=== Data shown ===

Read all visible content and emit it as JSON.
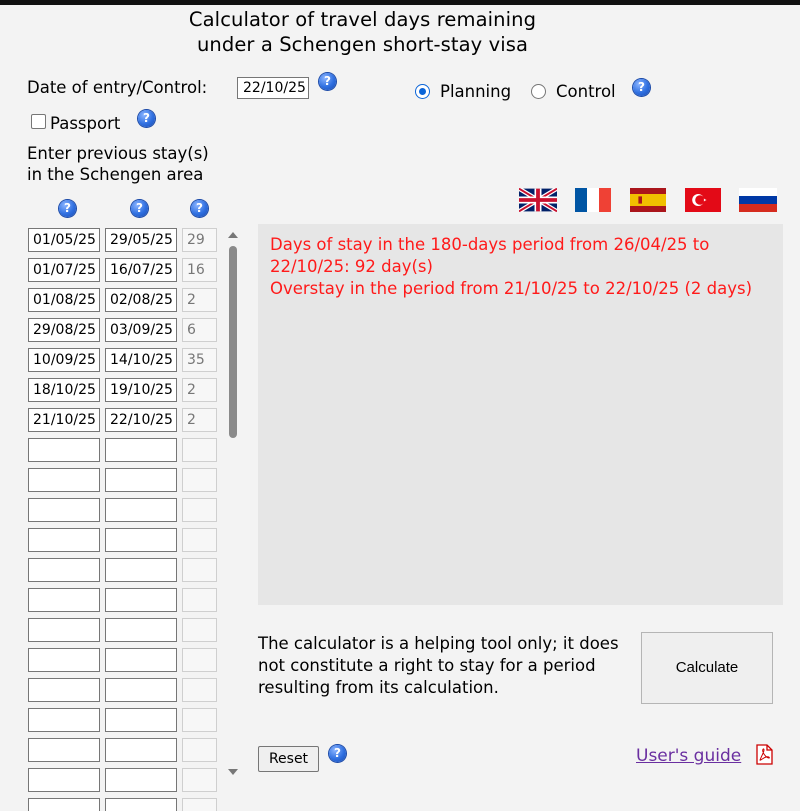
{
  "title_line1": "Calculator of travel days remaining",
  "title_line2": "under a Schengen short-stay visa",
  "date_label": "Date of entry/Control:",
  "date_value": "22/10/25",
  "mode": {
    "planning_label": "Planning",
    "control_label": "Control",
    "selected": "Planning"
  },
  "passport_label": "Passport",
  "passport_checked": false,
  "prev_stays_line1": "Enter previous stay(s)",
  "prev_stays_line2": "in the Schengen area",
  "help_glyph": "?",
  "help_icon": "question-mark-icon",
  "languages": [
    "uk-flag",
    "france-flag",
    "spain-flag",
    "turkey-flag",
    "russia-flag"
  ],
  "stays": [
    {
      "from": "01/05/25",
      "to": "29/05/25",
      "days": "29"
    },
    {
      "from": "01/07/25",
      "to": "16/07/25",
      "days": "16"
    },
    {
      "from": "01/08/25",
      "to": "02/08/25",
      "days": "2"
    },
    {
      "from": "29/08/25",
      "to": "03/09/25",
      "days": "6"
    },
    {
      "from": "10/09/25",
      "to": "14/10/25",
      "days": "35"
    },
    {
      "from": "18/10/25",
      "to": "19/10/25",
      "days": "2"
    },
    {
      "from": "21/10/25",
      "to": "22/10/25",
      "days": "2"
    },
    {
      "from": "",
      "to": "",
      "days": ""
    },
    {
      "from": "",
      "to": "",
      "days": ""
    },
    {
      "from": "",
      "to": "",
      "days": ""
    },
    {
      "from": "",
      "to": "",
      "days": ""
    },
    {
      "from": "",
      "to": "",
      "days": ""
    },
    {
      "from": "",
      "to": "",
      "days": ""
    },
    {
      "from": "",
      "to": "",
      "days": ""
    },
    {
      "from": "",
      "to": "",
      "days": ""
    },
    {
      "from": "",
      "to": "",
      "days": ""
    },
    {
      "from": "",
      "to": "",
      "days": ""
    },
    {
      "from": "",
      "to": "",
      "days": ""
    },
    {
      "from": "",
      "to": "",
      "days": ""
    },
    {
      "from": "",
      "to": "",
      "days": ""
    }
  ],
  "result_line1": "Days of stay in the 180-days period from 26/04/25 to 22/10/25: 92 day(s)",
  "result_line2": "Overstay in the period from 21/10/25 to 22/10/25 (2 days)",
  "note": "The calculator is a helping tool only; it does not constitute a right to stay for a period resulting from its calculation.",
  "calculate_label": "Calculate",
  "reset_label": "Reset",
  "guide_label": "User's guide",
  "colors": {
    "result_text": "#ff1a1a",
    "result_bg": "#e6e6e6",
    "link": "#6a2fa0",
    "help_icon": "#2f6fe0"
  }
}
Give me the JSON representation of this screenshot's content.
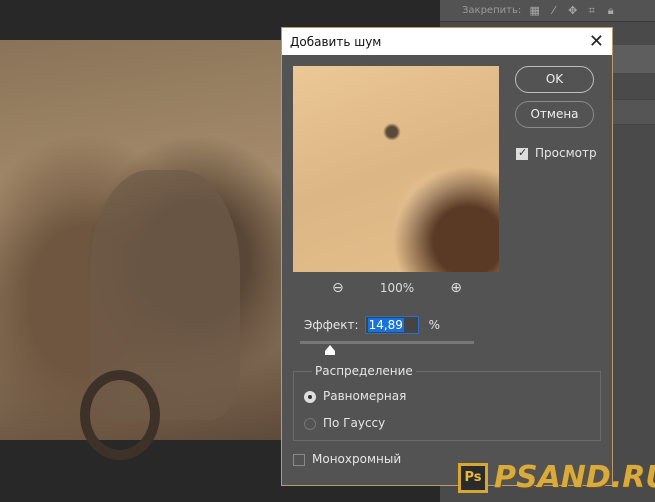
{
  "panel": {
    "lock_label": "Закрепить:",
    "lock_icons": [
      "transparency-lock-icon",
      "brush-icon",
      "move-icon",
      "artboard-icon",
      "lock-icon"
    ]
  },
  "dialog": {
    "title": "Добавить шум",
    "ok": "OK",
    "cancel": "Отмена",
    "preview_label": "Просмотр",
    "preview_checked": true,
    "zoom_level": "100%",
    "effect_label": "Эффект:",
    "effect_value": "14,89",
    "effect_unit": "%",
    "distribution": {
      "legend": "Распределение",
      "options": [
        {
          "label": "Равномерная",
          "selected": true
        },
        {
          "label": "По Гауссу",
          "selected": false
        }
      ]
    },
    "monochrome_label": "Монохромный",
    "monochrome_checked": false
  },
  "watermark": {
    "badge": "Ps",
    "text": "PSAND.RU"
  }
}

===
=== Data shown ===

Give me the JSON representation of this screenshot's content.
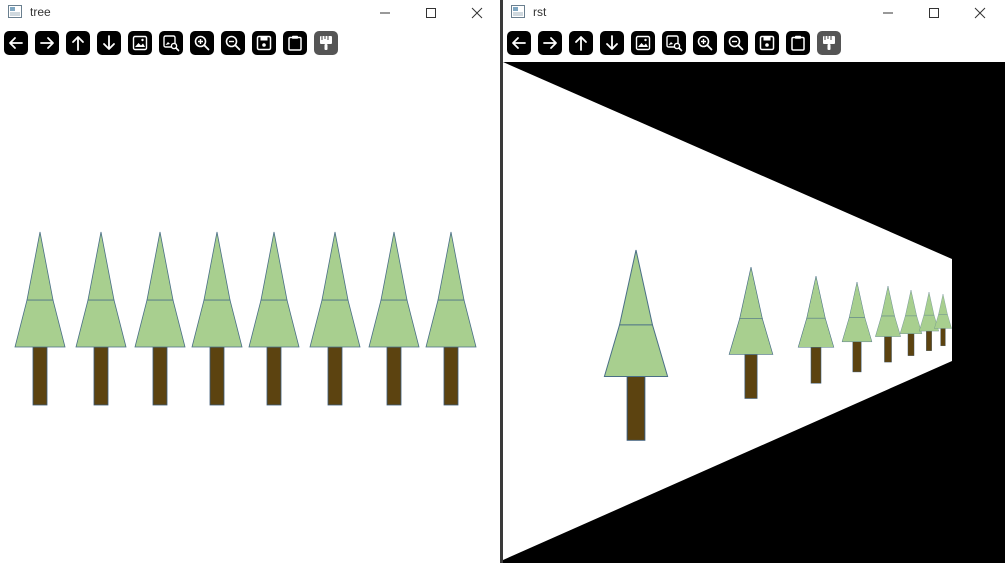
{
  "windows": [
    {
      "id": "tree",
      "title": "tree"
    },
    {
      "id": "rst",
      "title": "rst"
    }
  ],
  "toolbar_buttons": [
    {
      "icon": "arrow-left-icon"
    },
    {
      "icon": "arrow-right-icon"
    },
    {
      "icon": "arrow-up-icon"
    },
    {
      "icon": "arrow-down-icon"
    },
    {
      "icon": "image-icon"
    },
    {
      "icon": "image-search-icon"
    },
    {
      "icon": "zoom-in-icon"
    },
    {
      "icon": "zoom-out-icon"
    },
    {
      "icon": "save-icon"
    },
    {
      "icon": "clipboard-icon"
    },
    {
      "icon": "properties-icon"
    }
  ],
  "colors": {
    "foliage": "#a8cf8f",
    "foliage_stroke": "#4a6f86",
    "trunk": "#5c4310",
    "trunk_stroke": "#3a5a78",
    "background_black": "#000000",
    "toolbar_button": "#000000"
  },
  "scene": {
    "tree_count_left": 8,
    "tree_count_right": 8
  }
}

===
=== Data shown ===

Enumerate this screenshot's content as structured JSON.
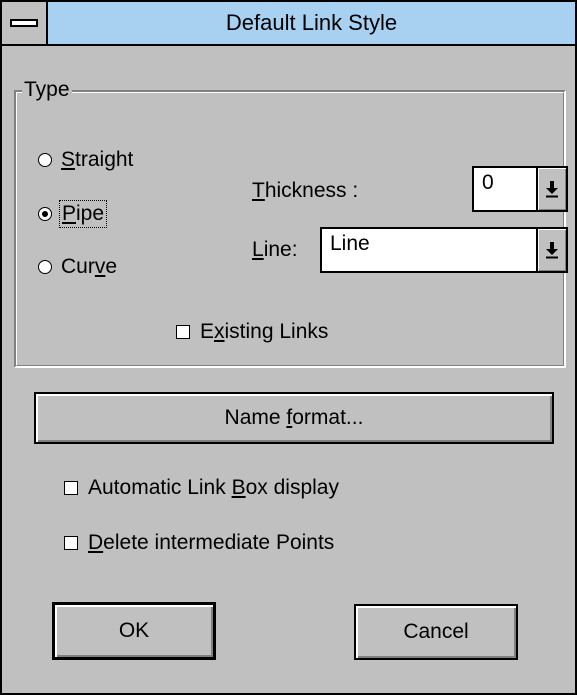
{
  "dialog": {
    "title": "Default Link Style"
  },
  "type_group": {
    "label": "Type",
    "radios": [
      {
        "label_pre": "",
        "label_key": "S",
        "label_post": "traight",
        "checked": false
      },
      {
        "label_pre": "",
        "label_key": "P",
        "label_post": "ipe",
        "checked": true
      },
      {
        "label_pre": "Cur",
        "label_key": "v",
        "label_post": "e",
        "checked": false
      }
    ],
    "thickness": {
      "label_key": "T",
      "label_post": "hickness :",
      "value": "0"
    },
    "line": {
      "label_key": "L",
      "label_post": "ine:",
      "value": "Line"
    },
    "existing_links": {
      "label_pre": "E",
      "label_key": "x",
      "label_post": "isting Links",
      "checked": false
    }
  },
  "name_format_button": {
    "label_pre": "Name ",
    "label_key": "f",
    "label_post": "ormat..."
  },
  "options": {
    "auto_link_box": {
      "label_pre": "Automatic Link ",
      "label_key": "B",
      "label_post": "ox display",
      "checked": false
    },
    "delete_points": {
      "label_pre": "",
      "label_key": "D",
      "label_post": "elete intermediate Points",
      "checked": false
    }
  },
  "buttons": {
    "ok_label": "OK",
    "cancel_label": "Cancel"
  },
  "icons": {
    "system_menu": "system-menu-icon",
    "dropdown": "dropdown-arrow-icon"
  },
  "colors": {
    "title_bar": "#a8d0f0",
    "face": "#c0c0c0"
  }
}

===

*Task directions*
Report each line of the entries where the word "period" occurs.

*Answer box*
  "result_line1": "Days of stay in the 180-days period from 26/04/25 to 22/10/25: 92 day(s)",
  "result_line2": "Overstay in the period from 21/10/25 to 22/10/25 (2 days)",
  "note": "The calculator is a helping tool only; it does not constitute a right to stay for a period resulting from its calculation.",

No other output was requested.